But less than three hours later, after a series of criticisms from voters, political opponents and business owners, the decision was overturned.
“We did briefly research our idea of ??participating in the pilot program… but I think it is more important for everyone to follow the same rules,” Johnson said in a video message from his country house, He will be quarantined there until July 26.
The Telegraph reported on Sunday evening Ministers urged Johnson to abandon the requirement of complete self-isolation for fully vaccinated people.
Opposition politicians have stated that Johnson and Sunak’s attempts to free themselves from certain rules are hypocritical.
Labour Party leader Kil Starmer said: “Boris Johnson and Rich Sunak have been criticized again because they believe that the rules we all follow do not apply to them.”
Sunak also admitted his strong opposition to their initial decision.
He said on Twitter: “I admit that even if the rules feel different for everyone, it is wrong.”
The government’s handling of the pandemic has been plagued by incidents that undermine public trust-the last time the then Minister of Health Matt Hancock was photographed kissing a consultant, which violated social distancing rules. He later resigned.
Housing Minister Robert Jenrick confirmed that the government will continue to implement the “Freedom Day” program on Monday, remove the requirement to wear masks, lift restrictions on social gatherings, and allow high-risk companies to reopen. Johnson used his video message to plead the public to take a cautious approach to the changes in the rules.
“Please, please, please, be careful,” he said.
“Tomorrow enter the next step with all the right attitudes of caution and respect for others, because of the continued risk of this disease, and most importantly, please, please, please, when you are asked to accept the second jab… …Please come forward and do it.”
The ministers argued that the vaccination program has largely broken the link between cases and mortality, with 87.8% of adults receiving one dose of the vaccine and 67.8% of adults receiving two vaccinations.
Janrik told the BBC: “The last time we had a case like today, the number of people who died from the virus was 30 times as many as today.”
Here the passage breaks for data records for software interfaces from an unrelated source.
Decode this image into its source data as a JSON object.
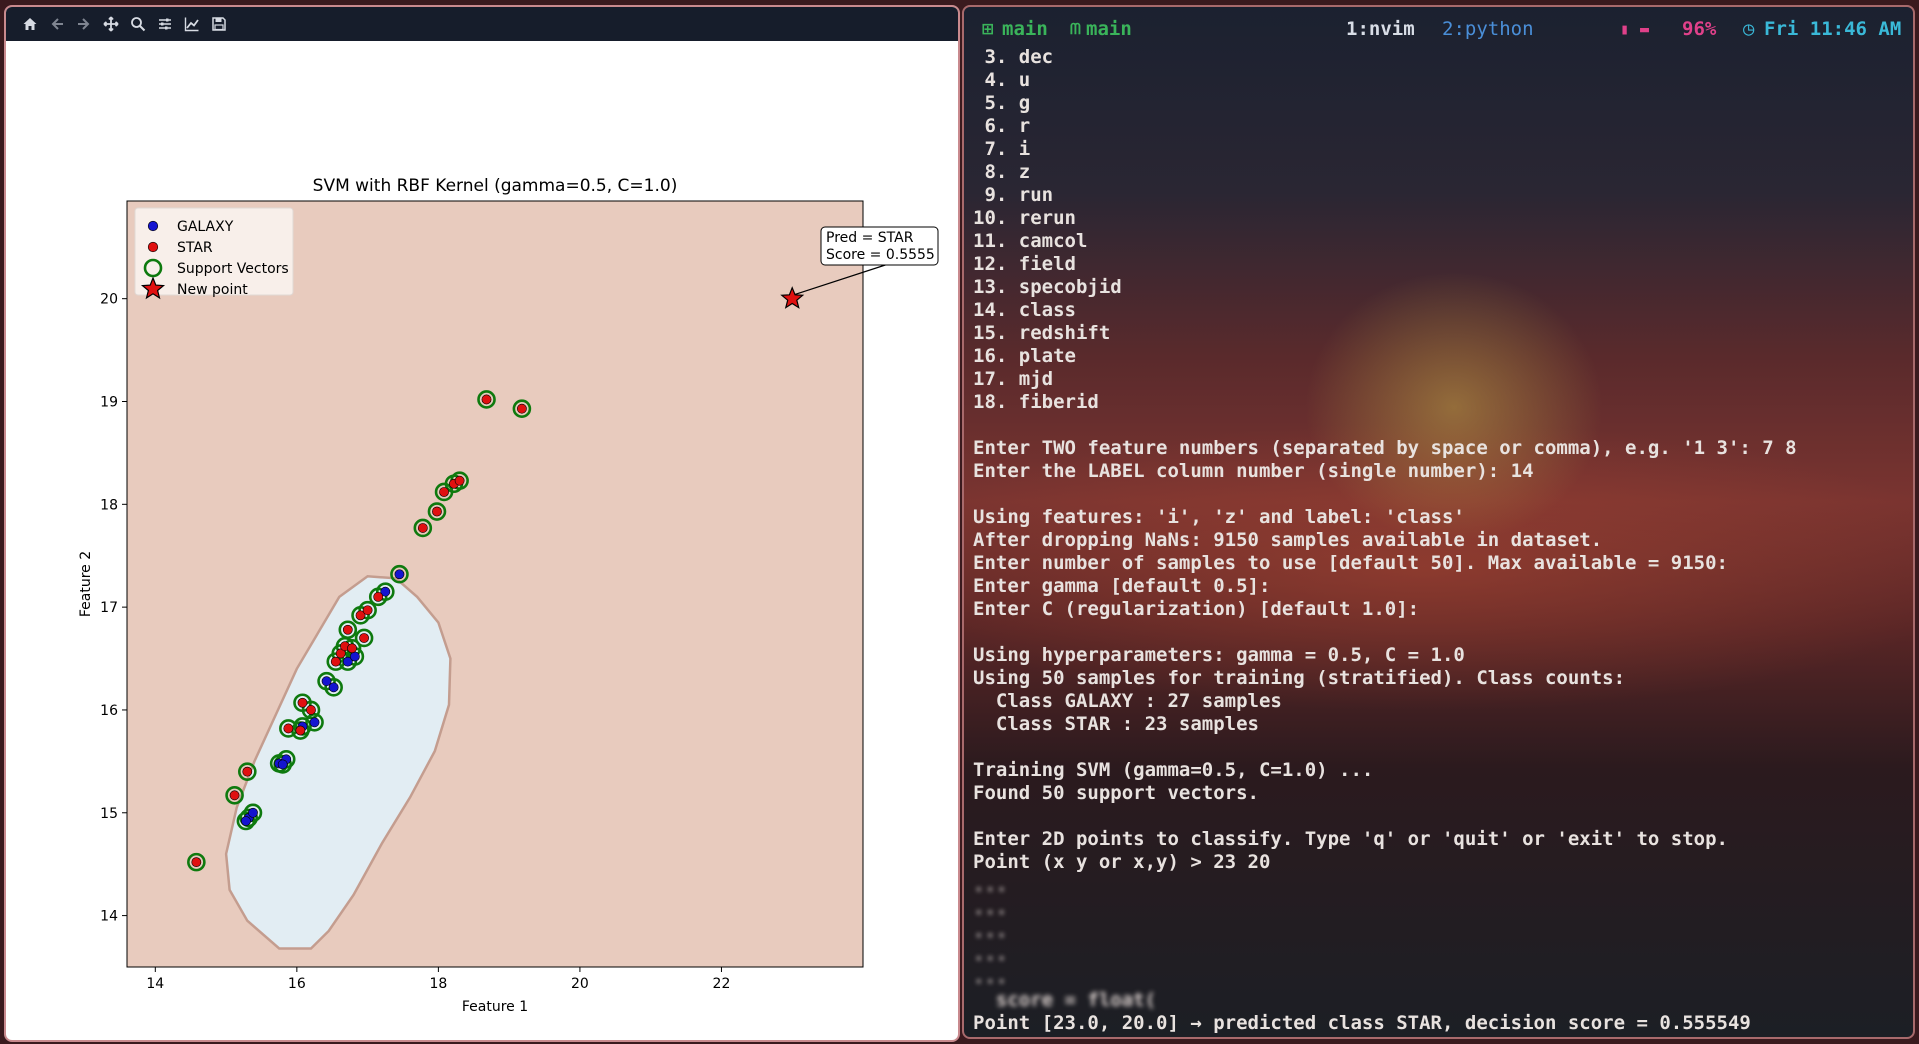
{
  "mpl_window": {
    "toolbar": [
      {
        "name": "home-icon"
      },
      {
        "name": "back-arrow-icon"
      },
      {
        "name": "forward-arrow-icon"
      },
      {
        "name": "pan-icon"
      },
      {
        "name": "zoom-icon"
      },
      {
        "name": "configure-subplots-icon"
      },
      {
        "name": "edit-axis-icon"
      },
      {
        "name": "save-icon"
      }
    ]
  },
  "chart_data": {
    "type": "scatter",
    "title": "SVM with RBF Kernel (gamma=0.5, C=1.0)",
    "xlabel": "Feature 1",
    "ylabel": "Feature 2",
    "xlim": [
      13.6,
      24.0
    ],
    "ylim": [
      13.5,
      20.95
    ],
    "xticks": [
      14,
      16,
      18,
      20,
      22
    ],
    "yticks": [
      14,
      15,
      16,
      17,
      18,
      19,
      20
    ],
    "grid": false,
    "legend_position": "top-left",
    "legend": [
      {
        "label": "GALAXY",
        "marker": "blue-dot"
      },
      {
        "label": "STAR",
        "marker": "red-dot"
      },
      {
        "label": "Support Vectors",
        "marker": "green-ring"
      },
      {
        "label": "New point",
        "marker": "red-star"
      }
    ],
    "colors": {
      "star_region": "#e8cbbe",
      "galaxy_region": "#e2edf3",
      "boundary": "#c49d8f",
      "galaxy": "#1414d0",
      "star": "#e01010",
      "support_vector_ring": "#0e7a0e"
    },
    "galaxy_region_outline": [
      [
        15.75,
        13.68
      ],
      [
        16.2,
        13.68
      ],
      [
        16.45,
        13.85
      ],
      [
        16.8,
        14.2
      ],
      [
        17.2,
        14.7
      ],
      [
        17.6,
        15.15
      ],
      [
        17.95,
        15.6
      ],
      [
        18.15,
        16.05
      ],
      [
        18.17,
        16.5
      ],
      [
        18.0,
        16.85
      ],
      [
        17.7,
        17.1
      ],
      [
        17.4,
        17.28
      ],
      [
        17.0,
        17.3
      ],
      [
        16.6,
        17.1
      ],
      [
        16.3,
        16.75
      ],
      [
        16.0,
        16.4
      ],
      [
        15.7,
        15.95
      ],
      [
        15.4,
        15.5
      ],
      [
        15.15,
        15.05
      ],
      [
        15.0,
        14.6
      ],
      [
        15.05,
        14.25
      ],
      [
        15.3,
        13.95
      ],
      [
        15.75,
        13.68
      ]
    ],
    "series": [
      {
        "name": "GALAXY",
        "points": [
          [
            15.32,
            14.95
          ],
          [
            15.38,
            15.0
          ],
          [
            15.28,
            14.92
          ],
          [
            15.75,
            15.48
          ],
          [
            15.85,
            15.52
          ],
          [
            16.25,
            15.88
          ],
          [
            16.08,
            15.84
          ],
          [
            16.42,
            16.28
          ],
          [
            16.52,
            16.22
          ],
          [
            16.72,
            16.47
          ],
          [
            16.82,
            16.52
          ],
          [
            17.25,
            17.15
          ],
          [
            17.45,
            17.32
          ],
          [
            15.8,
            15.47
          ]
        ]
      },
      {
        "name": "STAR",
        "points": [
          [
            14.58,
            14.52
          ],
          [
            15.12,
            15.17
          ],
          [
            15.3,
            15.4
          ],
          [
            15.88,
            15.82
          ],
          [
            16.05,
            15.8
          ],
          [
            16.08,
            16.07
          ],
          [
            16.2,
            16.0
          ],
          [
            16.55,
            16.47
          ],
          [
            16.62,
            16.55
          ],
          [
            16.68,
            16.62
          ],
          [
            16.72,
            16.78
          ],
          [
            16.95,
            16.7
          ],
          [
            16.9,
            16.92
          ],
          [
            17.0,
            16.97
          ],
          [
            17.15,
            17.1
          ],
          [
            17.78,
            17.77
          ],
          [
            17.98,
            17.93
          ],
          [
            18.08,
            18.12
          ],
          [
            18.22,
            18.2
          ],
          [
            18.3,
            18.23
          ],
          [
            18.68,
            19.02
          ],
          [
            19.18,
            18.93
          ],
          [
            16.78,
            16.6
          ]
        ]
      },
      {
        "name": "New point",
        "points": [
          [
            23.0,
            20.0
          ]
        ]
      }
    ],
    "annotation": {
      "lines": [
        "Pred = STAR",
        "Score = 0.5555"
      ]
    }
  },
  "terminal": {
    "statusbar": {
      "session_icon": "⊞",
      "session_name": "main",
      "branch_icon": "ᗰ",
      "branch_name": "main",
      "branch_glyph": "",
      "window_1": "1:nvim",
      "window_2": "2:python",
      "battery_icon": "▮",
      "battery_pct": "96%",
      "clock_icon": "◷",
      "clock": "Fri 11:46 AM"
    },
    "lines": [
      {
        "text": " 3. dec"
      },
      {
        "text": " 4. u"
      },
      {
        "text": " 5. g"
      },
      {
        "text": " 6. r"
      },
      {
        "text": " 7. i"
      },
      {
        "text": " 8. z"
      },
      {
        "text": " 9. run"
      },
      {
        "text": "10. rerun"
      },
      {
        "text": "11. camcol"
      },
      {
        "text": "12. field"
      },
      {
        "text": "13. specobjid"
      },
      {
        "text": "14. class"
      },
      {
        "text": "15. redshift"
      },
      {
        "text": "16. plate"
      },
      {
        "text": "17. mjd"
      },
      {
        "text": "18. fiberid"
      },
      {
        "text": ""
      },
      {
        "text": "Enter TWO feature numbers (separated by space or comma), e.g. '1 3': 7 8"
      },
      {
        "text": "Enter the LABEL column number (single number): 14"
      },
      {
        "text": ""
      },
      {
        "text": "Using features: 'i', 'z' and label: 'class'"
      },
      {
        "text": "After dropping NaNs: 9150 samples available in dataset."
      },
      {
        "text": "Enter number of samples to use [default 50]. Max available = 9150:"
      },
      {
        "text": "Enter gamma [default 0.5]:"
      },
      {
        "text": "Enter C (regularization) [default 1.0]:"
      },
      {
        "text": ""
      },
      {
        "text": "Using hyperparameters: gamma = 0.5, C = 1.0"
      },
      {
        "text": "Using 50 samples for training (stratified). Class counts:"
      },
      {
        "text": "  Class GALAXY : 27 samples"
      },
      {
        "text": "  Class STAR : 23 samples"
      },
      {
        "text": ""
      },
      {
        "text": "Training SVM (gamma=0.5, C=1.0) ..."
      },
      {
        "text": "Found 50 support vectors."
      },
      {
        "text": ""
      },
      {
        "text": "Enter 2D points to classify. Type 'q' or 'quit' or 'exit' to stop."
      },
      {
        "text": "Point (x y or x,y) > 23 20"
      },
      {
        "text": "...",
        "blurred": true
      },
      {
        "text": "...",
        "blurred": true
      },
      {
        "text": "...",
        "blurred": true
      },
      {
        "text": "...",
        "blurred": true
      },
      {
        "text": "...",
        "blurred": true
      },
      {
        "text": "  score = float(",
        "blurred": true
      },
      {
        "text": "Point [23.0, 20.0] → predicted class STAR, decision score = 0.555549"
      }
    ]
  }
}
(Reporting by William James and Guy Faulconbridge; additional reporting by Kanishka Singh; editing by Kirsten Donovan, Jane Merriman and Daniel Wallis)